11,000 BC - Today

Similar to today
Similar to today
Depletion of white oak forests for building
Diversity of birds, shellfish and animals decline
English population spreads


Detail of a 1795 map of the Bay shows many towns developing along the waterways.

Courtesy of the Corbit - Calloway Memorial Library, Odessa, Delaware.

English Settlements Expand

The English population spread along the banks of the estuaries. In Delaware, it moved southward along the shore of the Delaware River and Bay. In 1720, only a narrow ring of settlements were on the Eastern Shore of Maryland and the coast of Delaware Bay-- extending from Wilmington to Cape Henlopen and occupying the southern tip of the peninsula. Forty years later, this ring expanded several miles inland and moved down the coast south of Cape Henlopen.

The population expanded along waterways; the bays and rivers provided the only convenient means of transportation. There were few roads and they were described as "impassable after the least rain." The population of Delaware as recorded in the nation’s first census of 1790 was 60,000 equally divided among the 3 Delaware counties. By this time, all of the land on the peninsula had been claimed, although the interior was not populated until the railroads came.

Previous to 1872 there were no houses within 4 or 5 miles of Rehoboth Beach, which was a flat, wind-swept stretch of sand in front of a pine woods.

Detail of a map of the Delaware (circa 1654)by the Dutch explorer Lindestrom. From his "Geographia Americae"

Click to enlarge image

The depletion of the forests

The first English on the peninsula felt their purpose as a colony was to send needed commodities to their mother country and many of these were natural resources of the land. England had depleted their own forests long ago and the supply on the peninsula seemed endless.

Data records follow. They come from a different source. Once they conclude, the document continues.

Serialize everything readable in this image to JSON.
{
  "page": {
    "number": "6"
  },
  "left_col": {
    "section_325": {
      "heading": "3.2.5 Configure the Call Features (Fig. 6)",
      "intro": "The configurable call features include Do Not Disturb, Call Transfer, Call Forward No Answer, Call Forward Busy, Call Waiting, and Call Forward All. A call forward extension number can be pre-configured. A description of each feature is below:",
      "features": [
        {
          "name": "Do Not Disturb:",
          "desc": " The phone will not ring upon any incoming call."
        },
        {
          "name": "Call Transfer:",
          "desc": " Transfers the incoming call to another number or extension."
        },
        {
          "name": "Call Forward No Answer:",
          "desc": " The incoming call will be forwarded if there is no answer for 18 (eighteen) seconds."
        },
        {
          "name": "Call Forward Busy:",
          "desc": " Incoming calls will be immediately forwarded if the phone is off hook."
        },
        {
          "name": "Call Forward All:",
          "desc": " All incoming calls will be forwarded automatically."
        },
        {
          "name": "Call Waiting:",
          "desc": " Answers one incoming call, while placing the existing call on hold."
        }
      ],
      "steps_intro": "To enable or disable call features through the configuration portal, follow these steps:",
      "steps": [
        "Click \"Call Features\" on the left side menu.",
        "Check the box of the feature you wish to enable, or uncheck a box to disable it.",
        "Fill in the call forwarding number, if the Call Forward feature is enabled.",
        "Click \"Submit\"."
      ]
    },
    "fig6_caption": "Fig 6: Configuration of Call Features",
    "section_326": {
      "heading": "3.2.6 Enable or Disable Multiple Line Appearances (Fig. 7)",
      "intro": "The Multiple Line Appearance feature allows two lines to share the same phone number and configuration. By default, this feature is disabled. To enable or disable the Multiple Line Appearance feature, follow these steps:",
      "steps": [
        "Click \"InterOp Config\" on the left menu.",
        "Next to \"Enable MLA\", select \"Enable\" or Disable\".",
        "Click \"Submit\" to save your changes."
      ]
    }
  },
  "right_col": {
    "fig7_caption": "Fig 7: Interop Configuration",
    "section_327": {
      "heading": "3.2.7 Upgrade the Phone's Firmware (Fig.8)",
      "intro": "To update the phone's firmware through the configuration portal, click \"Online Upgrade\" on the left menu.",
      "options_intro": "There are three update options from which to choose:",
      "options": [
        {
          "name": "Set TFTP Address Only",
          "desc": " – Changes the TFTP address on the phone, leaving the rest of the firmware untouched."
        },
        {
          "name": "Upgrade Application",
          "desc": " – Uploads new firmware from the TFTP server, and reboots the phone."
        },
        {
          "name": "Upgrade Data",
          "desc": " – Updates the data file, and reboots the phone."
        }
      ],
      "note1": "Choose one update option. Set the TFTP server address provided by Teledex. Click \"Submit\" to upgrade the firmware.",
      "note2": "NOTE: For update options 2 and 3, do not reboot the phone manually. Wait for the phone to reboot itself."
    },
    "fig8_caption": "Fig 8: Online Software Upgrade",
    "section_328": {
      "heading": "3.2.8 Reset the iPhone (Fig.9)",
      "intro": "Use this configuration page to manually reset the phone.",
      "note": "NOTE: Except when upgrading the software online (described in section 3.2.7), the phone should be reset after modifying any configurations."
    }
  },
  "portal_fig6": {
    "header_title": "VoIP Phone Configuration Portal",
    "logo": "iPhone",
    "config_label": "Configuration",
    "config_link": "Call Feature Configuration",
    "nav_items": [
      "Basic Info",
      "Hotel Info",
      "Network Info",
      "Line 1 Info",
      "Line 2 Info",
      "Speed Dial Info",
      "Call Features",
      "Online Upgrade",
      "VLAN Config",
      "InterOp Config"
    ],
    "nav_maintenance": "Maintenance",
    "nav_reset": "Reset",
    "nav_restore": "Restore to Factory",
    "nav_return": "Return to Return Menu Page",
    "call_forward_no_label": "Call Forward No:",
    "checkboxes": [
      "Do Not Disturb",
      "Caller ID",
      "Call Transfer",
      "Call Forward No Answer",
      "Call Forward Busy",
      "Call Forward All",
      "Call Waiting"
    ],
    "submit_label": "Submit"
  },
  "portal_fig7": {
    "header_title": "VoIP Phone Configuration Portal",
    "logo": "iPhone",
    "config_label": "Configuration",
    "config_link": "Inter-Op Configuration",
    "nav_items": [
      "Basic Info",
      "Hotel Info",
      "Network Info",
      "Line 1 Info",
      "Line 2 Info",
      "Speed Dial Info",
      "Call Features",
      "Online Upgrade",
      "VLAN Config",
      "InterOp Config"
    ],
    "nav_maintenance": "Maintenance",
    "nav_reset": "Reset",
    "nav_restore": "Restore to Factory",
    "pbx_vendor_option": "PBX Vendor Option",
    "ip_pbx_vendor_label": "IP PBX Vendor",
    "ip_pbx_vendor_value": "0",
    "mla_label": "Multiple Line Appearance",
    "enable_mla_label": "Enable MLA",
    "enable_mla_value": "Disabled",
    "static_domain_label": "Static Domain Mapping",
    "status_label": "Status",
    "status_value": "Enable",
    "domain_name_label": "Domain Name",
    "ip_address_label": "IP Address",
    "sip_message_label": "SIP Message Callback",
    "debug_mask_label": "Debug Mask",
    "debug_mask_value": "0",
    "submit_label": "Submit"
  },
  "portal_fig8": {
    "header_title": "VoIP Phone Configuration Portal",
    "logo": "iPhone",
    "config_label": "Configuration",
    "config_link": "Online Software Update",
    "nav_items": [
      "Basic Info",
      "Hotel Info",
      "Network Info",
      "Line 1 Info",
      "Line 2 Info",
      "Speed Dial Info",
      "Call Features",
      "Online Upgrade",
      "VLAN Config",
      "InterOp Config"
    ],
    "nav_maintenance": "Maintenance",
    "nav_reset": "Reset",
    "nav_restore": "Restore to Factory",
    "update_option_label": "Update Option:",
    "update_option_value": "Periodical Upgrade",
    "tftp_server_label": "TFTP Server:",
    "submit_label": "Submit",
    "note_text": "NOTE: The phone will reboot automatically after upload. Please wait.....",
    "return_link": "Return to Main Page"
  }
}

Maps made by early explorers of the Delaware Bay indicate a large number of trees (see map detail at left), but many species were soon depleted. The great forests of white oak were the first to go. It was used for the colonial shipbuilding industry that was actually thriving before 1700. The Delmarva oak was the choice on the eastern seaboard because the peninsula’s trees were taller, stouter and the wood firmer.

Decline in Soil Fertility

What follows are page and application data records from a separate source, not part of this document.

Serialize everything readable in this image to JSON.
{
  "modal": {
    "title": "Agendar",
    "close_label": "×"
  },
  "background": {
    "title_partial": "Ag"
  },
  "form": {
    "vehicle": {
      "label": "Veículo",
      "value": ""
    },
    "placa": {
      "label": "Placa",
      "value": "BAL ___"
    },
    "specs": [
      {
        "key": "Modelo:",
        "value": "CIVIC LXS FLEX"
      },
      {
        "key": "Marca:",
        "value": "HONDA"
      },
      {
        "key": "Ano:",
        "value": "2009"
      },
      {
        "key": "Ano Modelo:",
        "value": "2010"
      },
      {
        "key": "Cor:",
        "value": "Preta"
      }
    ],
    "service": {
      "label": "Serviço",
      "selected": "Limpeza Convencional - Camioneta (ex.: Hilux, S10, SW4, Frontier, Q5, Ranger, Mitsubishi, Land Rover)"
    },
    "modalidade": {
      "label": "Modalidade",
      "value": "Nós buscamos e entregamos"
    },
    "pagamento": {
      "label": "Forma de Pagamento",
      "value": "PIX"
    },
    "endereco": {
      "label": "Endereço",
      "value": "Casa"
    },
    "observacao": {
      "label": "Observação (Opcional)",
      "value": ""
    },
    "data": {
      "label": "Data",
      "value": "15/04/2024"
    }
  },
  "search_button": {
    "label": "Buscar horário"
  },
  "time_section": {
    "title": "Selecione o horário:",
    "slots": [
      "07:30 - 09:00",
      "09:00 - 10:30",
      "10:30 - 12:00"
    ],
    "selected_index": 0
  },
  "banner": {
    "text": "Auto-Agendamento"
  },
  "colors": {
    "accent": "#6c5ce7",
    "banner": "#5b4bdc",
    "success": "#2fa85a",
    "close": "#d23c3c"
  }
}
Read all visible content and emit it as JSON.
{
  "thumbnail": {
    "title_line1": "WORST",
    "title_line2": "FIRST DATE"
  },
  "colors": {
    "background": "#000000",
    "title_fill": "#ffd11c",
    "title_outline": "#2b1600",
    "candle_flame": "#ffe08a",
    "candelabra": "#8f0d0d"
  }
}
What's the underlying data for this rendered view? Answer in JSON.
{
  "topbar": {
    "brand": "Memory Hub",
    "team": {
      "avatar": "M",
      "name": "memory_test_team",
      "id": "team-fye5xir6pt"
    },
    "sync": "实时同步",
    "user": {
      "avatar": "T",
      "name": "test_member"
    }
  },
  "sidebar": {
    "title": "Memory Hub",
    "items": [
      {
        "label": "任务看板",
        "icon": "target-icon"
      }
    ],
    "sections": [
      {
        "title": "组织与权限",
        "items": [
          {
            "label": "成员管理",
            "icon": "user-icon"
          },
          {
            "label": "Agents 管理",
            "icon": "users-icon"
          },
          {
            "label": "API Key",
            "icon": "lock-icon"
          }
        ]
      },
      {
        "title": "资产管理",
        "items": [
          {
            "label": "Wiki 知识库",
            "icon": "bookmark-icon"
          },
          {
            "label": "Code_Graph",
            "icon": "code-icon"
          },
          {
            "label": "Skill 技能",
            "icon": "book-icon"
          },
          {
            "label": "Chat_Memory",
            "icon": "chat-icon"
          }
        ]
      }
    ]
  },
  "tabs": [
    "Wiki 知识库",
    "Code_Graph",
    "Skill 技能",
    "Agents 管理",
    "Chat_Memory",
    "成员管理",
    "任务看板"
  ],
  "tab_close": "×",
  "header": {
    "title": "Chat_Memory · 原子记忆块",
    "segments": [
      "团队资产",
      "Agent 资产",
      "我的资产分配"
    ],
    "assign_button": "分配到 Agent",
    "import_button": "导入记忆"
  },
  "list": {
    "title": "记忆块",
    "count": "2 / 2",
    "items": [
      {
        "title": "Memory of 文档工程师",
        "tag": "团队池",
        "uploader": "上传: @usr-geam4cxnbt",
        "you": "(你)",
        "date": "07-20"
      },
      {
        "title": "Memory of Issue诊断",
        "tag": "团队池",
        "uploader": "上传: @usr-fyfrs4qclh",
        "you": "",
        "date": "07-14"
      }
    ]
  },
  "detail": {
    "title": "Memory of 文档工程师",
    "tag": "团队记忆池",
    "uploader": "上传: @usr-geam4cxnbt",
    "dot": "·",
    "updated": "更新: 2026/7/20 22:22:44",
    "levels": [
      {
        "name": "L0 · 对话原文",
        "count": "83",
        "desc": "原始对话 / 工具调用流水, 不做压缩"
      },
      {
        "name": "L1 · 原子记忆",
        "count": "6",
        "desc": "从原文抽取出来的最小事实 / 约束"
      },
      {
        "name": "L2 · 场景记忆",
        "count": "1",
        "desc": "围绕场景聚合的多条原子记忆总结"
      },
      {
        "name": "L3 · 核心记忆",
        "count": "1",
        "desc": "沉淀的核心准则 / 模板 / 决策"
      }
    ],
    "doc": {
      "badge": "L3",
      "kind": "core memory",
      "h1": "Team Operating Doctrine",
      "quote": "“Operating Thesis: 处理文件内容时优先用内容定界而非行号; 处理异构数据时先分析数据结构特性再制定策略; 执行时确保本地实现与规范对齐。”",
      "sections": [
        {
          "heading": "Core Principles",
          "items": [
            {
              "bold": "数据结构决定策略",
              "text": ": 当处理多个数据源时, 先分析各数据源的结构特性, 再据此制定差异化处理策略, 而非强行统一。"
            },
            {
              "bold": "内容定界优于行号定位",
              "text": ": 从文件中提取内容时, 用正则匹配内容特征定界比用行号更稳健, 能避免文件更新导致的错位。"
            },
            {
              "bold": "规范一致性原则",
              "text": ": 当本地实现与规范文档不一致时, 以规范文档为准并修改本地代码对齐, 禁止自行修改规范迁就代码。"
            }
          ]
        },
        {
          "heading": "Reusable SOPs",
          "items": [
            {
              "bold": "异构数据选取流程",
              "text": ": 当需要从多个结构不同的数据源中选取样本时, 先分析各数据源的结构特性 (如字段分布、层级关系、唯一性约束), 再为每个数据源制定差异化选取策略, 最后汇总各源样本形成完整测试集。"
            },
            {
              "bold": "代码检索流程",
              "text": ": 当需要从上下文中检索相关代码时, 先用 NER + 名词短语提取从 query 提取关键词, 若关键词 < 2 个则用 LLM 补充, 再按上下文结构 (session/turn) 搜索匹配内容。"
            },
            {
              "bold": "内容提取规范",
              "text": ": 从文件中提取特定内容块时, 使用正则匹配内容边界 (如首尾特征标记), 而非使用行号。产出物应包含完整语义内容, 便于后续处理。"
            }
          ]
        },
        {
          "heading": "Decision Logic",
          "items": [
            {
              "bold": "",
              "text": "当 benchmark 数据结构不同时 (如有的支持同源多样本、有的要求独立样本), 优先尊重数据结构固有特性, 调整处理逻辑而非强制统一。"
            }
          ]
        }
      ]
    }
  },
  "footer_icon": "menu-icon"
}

In the beginning of the 1700’s intensive planting of tobacco seriously depleted the soil. By 1750, corn and wheat were the principal cash crops planted and the soil was in serious condition. The farmers did not rotate their crops like they did in Europe. In 1841 James C. Booth, a professor at the Franklin Institute in Philadelphia, recommended the liberal use of marl, manure and other organic matter to improve Delmarva’s farmland. Lime was used, made from burned oyster shells or quarried limestone from the Pike Creek area near Newark, Delaware.

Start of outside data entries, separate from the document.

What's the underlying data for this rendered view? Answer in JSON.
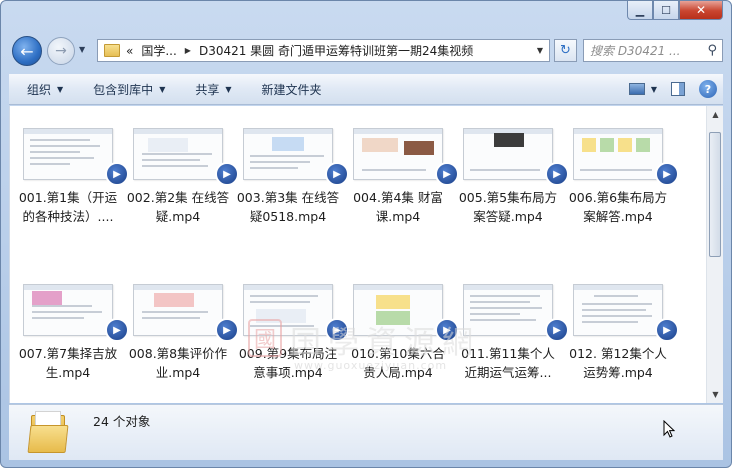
{
  "window": {
    "caption_buttons": [
      {
        "name": "minimize-button",
        "glyph": "▁"
      },
      {
        "name": "maximize-button",
        "glyph": "☐"
      },
      {
        "name": "close-button",
        "glyph": "✕"
      }
    ]
  },
  "address": {
    "overflow_marker": "«",
    "crumbs": [
      "国学...",
      "D30421 果圆 奇门遁甲运筹特训班第一期24集视频"
    ]
  },
  "search": {
    "placeholder": "搜索 D30421 ..."
  },
  "toolbar": {
    "organize": "组织",
    "include_in_library": "包含到库中",
    "share": "共享",
    "new_folder": "新建文件夹"
  },
  "files": [
    {
      "line1": "001.第1集（开运",
      "line2": "的各种技法）...."
    },
    {
      "line1": "002.第2集 在线答",
      "line2": "疑.mp4"
    },
    {
      "line1": "003.第3集 在线答",
      "line2": "疑0518.mp4"
    },
    {
      "line1": "004.第4集  财富",
      "line2": "课.mp4"
    },
    {
      "line1": "005.第5集布局方",
      "line2": "案答疑.mp4"
    },
    {
      "line1": "006.第6集布局方",
      "line2": "案解答.mp4"
    },
    {
      "line1": "007.第7集择吉放",
      "line2": "生.mp4"
    },
    {
      "line1": "008.第8集评价作",
      "line2": "业.mp4"
    },
    {
      "line1": "009.第9集布局注",
      "line2": "意事项.mp4"
    },
    {
      "line1": "010.第10集六合",
      "line2": "贵人局.mp4"
    },
    {
      "line1": "011.第11集个人",
      "line2": "近期运气运筹..."
    },
    {
      "line1": "012. 第12集个人",
      "line2": "运势筹.mp4"
    }
  ],
  "status": {
    "count_text": "24 个对象"
  },
  "watermark": {
    "seal": "國",
    "text": "国學資源網",
    "url": "www.guoxueziyuan.com"
  },
  "colors": {
    "accent": "#2e6fc4",
    "badge": "#1a3f87",
    "close": "#c9452f"
  }
}
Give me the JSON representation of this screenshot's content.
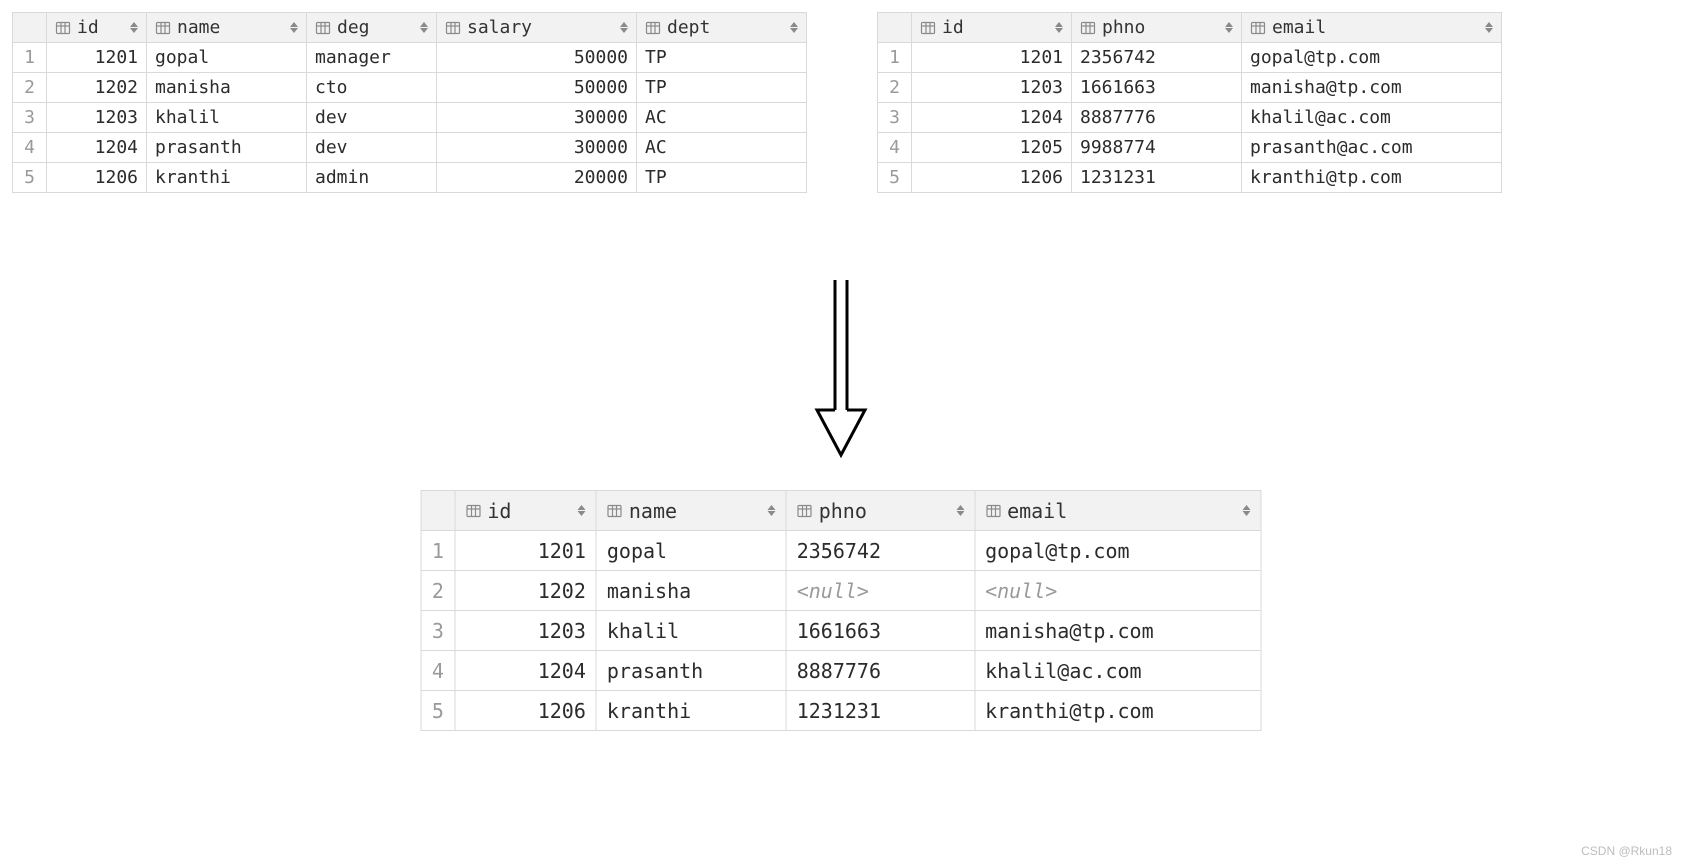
{
  "null_placeholder": "<null>",
  "watermark": "CSDN @Rkun18",
  "tables": {
    "employee": {
      "columns": [
        {
          "name": "id",
          "align": "num"
        },
        {
          "name": "name",
          "align": "txt"
        },
        {
          "name": "deg",
          "align": "txt"
        },
        {
          "name": "salary",
          "align": "num"
        },
        {
          "name": "dept",
          "align": "txt"
        }
      ],
      "rows": [
        {
          "id": "1201",
          "name": "gopal",
          "deg": "manager",
          "salary": "50000",
          "dept": "TP"
        },
        {
          "id": "1202",
          "name": "manisha",
          "deg": "cto",
          "salary": "50000",
          "dept": "TP"
        },
        {
          "id": "1203",
          "name": "khalil",
          "deg": "dev",
          "salary": "30000",
          "dept": "AC"
        },
        {
          "id": "1204",
          "name": "prasanth",
          "deg": "dev",
          "salary": "30000",
          "dept": "AC"
        },
        {
          "id": "1206",
          "name": "kranthi",
          "deg": "admin",
          "salary": "20000",
          "dept": "TP"
        }
      ]
    },
    "contact": {
      "columns": [
        {
          "name": "id",
          "align": "num"
        },
        {
          "name": "phno",
          "align": "txt"
        },
        {
          "name": "email",
          "align": "txt"
        }
      ],
      "rows": [
        {
          "id": "1201",
          "phno": "2356742",
          "email": "gopal@tp.com"
        },
        {
          "id": "1203",
          "phno": "1661663",
          "email": "manisha@tp.com"
        },
        {
          "id": "1204",
          "phno": "8887776",
          "email": "khalil@ac.com"
        },
        {
          "id": "1205",
          "phno": "9988774",
          "email": "prasanth@ac.com"
        },
        {
          "id": "1206",
          "phno": "1231231",
          "email": "kranthi@tp.com"
        }
      ]
    },
    "result": {
      "columns": [
        {
          "name": "id",
          "align": "num"
        },
        {
          "name": "name",
          "align": "txt"
        },
        {
          "name": "phno",
          "align": "txt"
        },
        {
          "name": "email",
          "align": "txt"
        }
      ],
      "rows": [
        {
          "id": "1201",
          "name": "gopal",
          "phno": "2356742",
          "email": "gopal@tp.com"
        },
        {
          "id": "1202",
          "name": "manisha",
          "phno": null,
          "email": null
        },
        {
          "id": "1203",
          "name": "khalil",
          "phno": "1661663",
          "email": "manisha@tp.com"
        },
        {
          "id": "1204",
          "name": "prasanth",
          "phno": "8887776",
          "email": "khalil@ac.com"
        },
        {
          "id": "1206",
          "name": "kranthi",
          "phno": "1231231",
          "email": "kranthi@tp.com"
        }
      ]
    }
  }
}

Horseshoe crabs, high in both lime and organic matter, were caught by the thousands when they came ashore to lay their eggs in the spring.